Although there has been a slight drop-off in ILI visits over the past couple of weeks since the peak in early January, the CDC continues to identify this season as a “moderately severe” one, and supplies in some areas have tight supplies of the flu vaccine.
(more…) «Tamiflu-does it work»
The CDC is reporting that influenza activity continues to increase in the United States and most of the country is now observing high levels of influenza-like-illness (ILI). ILI reports are approaching levels that usually seen during moderately severe flu seasons. Of course, the CDC continues to recommend vaccinations for the flu, and antiviral treatment if appropriate.
According to Dr. Joe Bresee, Chief of the Epidemiology and Prevention Branch in CDC’s Influenza Division, “While we can’t say for certain how severe this season will be, we can say that a lot of people are getting sick with influenza and we are getting reports of severe illness and hospitalizations. Anyone who has not already been vaccinated should do so now. And it’s important to remember that people who have severe influenza illness, or who are at high risk of serious influenza-related complications, should get treated with influenza antiviral medications if they get flu symptoms regardless of whether or not they got vaccinated. Also, you don’t need to wait for a positive laboratory test to start taking antivirals.”
(more…) «The 2012-13 flu season getting…»

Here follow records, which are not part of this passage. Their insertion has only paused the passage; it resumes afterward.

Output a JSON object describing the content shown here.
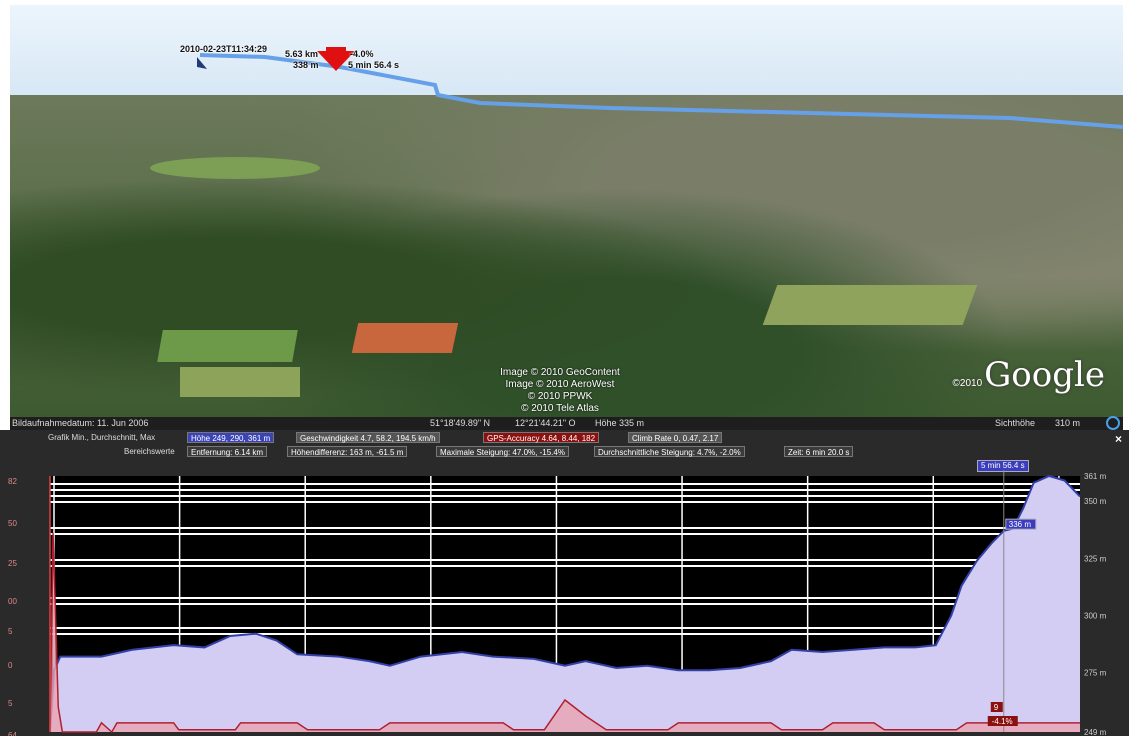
{
  "map": {
    "track_label_time": "2010-02-23T11:34:29",
    "track_label_dist": "5.63 km",
    "track_label_alt": "338 m",
    "track_label_grade": "-4.0%",
    "track_label_dur": "5 min 56.4 s",
    "copyright": [
      "Image © 2010 GeoContent",
      "Image © 2010 AeroWest",
      "© 2010 PPWK",
      "© 2010 Tele Atlas"
    ],
    "brand_year": "©2010",
    "brand": "Google"
  },
  "statusbar": {
    "date": "Bildaufnahmedatum: 11. Jun 2006",
    "lat": "51°18'49.89\" N",
    "lon": "12°21'44.21\" O",
    "alt": "Höhe  335 m",
    "eye_label": "Sichthöhe",
    "eye_value": "310 m"
  },
  "panel": {
    "row1_label": "Grafik  Min., Durchschnitt, Max",
    "chips1": [
      {
        "label": "Höhe  249, 290, 361 m",
        "color": "#3b44b6"
      },
      {
        "label": "Geschwindigkeit  4.7, 58.2, 194.5 km/h",
        "color": "#555555"
      },
      {
        "label": "GPS-Accuracy  4.64, 8.44, 182",
        "color": "#8b1010"
      },
      {
        "label": "Climb Rate  0, 0.47, 2.17",
        "color": "#555555"
      }
    ],
    "row2_label": "Bereichswerte",
    "chips2": [
      "Entfernung: 6.14 km",
      "Höhendifferenz: 163 m, -61.5 m",
      "Maximale Steigung: 47.0%, -15.4%",
      "Durchschnittliche Steigung: 4.7%, -2.0%",
      "Zeit: 6 min 20.0 s"
    ],
    "time_badge": "5 min 56.4 s",
    "close_glyph": "×"
  },
  "chart_data": {
    "type": "area",
    "right_ticks": [
      "361 m",
      "350 m",
      "325 m",
      "300 m",
      "275 m",
      "249 m"
    ],
    "right_tick_values": [
      361,
      350,
      325,
      300,
      275,
      249
    ],
    "left_ticks": [
      "82",
      "50",
      "25",
      "00",
      "5",
      "0",
      "5",
      "64"
    ],
    "ylim": [
      249,
      361
    ],
    "cursor_label": "336 m",
    "cursor_value": 336,
    "cursor_x_fraction": 0.926,
    "grade_label": "-4.1%",
    "grade_marker": "9",
    "elevation": [
      [
        0.0,
        249
      ],
      [
        0.004,
        276
      ],
      [
        0.01,
        282
      ],
      [
        0.05,
        282
      ],
      [
        0.08,
        285
      ],
      [
        0.12,
        287
      ],
      [
        0.15,
        286
      ],
      [
        0.175,
        291
      ],
      [
        0.2,
        292
      ],
      [
        0.22,
        289
      ],
      [
        0.24,
        283
      ],
      [
        0.28,
        282
      ],
      [
        0.31,
        280
      ],
      [
        0.33,
        278
      ],
      [
        0.36,
        282
      ],
      [
        0.4,
        284
      ],
      [
        0.43,
        282
      ],
      [
        0.47,
        281
      ],
      [
        0.5,
        278
      ],
      [
        0.52,
        280
      ],
      [
        0.55,
        277
      ],
      [
        0.58,
        278
      ],
      [
        0.61,
        276
      ],
      [
        0.64,
        276
      ],
      [
        0.67,
        277
      ],
      [
        0.7,
        280
      ],
      [
        0.72,
        285
      ],
      [
        0.75,
        284
      ],
      [
        0.78,
        285
      ],
      [
        0.81,
        286
      ],
      [
        0.84,
        286
      ],
      [
        0.86,
        287
      ],
      [
        0.875,
        300
      ],
      [
        0.885,
        313
      ],
      [
        0.9,
        324
      ],
      [
        0.915,
        332
      ],
      [
        0.926,
        337
      ],
      [
        0.935,
        338
      ],
      [
        0.945,
        347
      ],
      [
        0.955,
        358
      ],
      [
        0.97,
        361
      ],
      [
        0.985,
        359
      ],
      [
        1.0,
        352
      ]
    ],
    "gps_accuracy": [
      [
        0.0,
        249
      ],
      [
        0.003,
        336
      ],
      [
        0.008,
        260
      ],
      [
        0.012,
        249
      ],
      [
        0.045,
        249
      ],
      [
        0.05,
        253
      ],
      [
        0.06,
        249
      ],
      [
        0.065,
        253
      ],
      [
        0.12,
        253
      ],
      [
        0.125,
        250
      ],
      [
        0.18,
        250
      ],
      [
        0.185,
        253
      ],
      [
        0.24,
        253
      ],
      [
        0.25,
        250
      ],
      [
        0.32,
        250
      ],
      [
        0.33,
        253
      ],
      [
        0.44,
        253
      ],
      [
        0.45,
        250
      ],
      [
        0.48,
        250
      ],
      [
        0.5,
        263
      ],
      [
        0.52,
        256
      ],
      [
        0.54,
        250
      ],
      [
        0.6,
        250
      ],
      [
        0.61,
        253
      ],
      [
        0.7,
        253
      ],
      [
        0.71,
        250
      ],
      [
        0.75,
        250
      ],
      [
        0.76,
        253
      ],
      [
        0.8,
        253
      ],
      [
        0.81,
        250
      ],
      [
        0.88,
        250
      ],
      [
        0.89,
        253
      ],
      [
        1.0,
        253
      ]
    ]
  }
}
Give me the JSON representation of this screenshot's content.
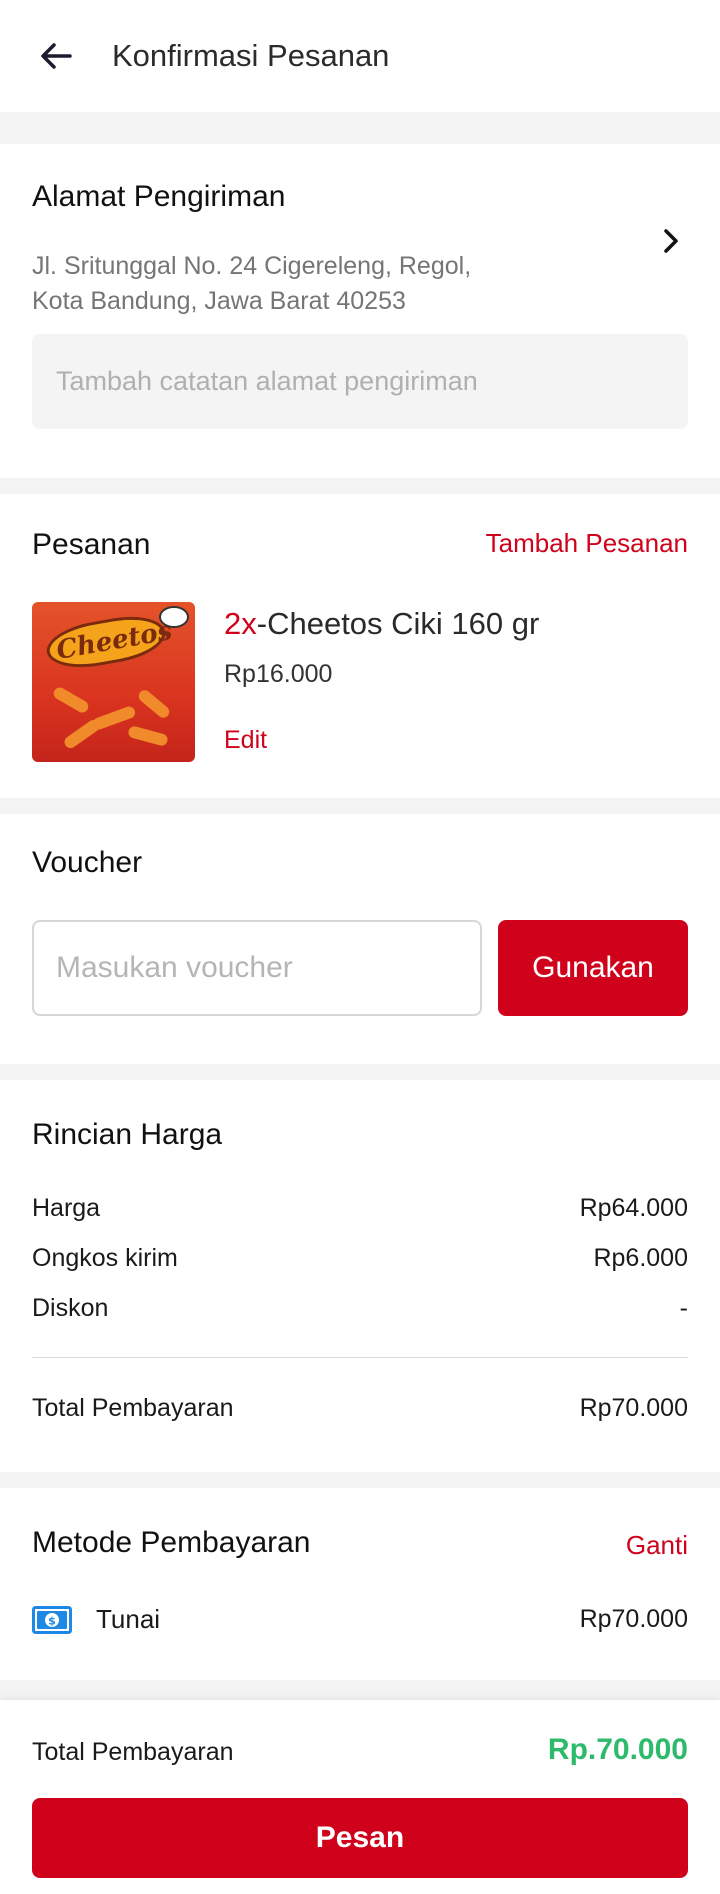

Yesterday, I wrote about the CDC reports regarding pediatric deaths from the flu. Those were just numbers, but there are real kids and real parents of those kids who constitute those numbers.
The Maine Public Broadcasting Network (MPBN) reported about the death of an elementary school child from the flu. The child was healthy, so it wasn’t that the flu increased some risk factor because of an underlying disease.
According to Maine’s CDC Director, Dr. Sheila Pinette, pediatric flu deaths are not common in the state. She stated that flu can be fatal in people who are elderly or have a compromised health status, but this elementary school child was believed to be healthy. Dr. Pinette wants everyone to get vaccinated against the flu, unless the vaccine is medically contraindicated (which is very very rare). According to the MPBN article, “that’s an expansion from previous CDC recommendations that focused on the young, the elderly, and health care workers.”
(more…) «A child dies from the…»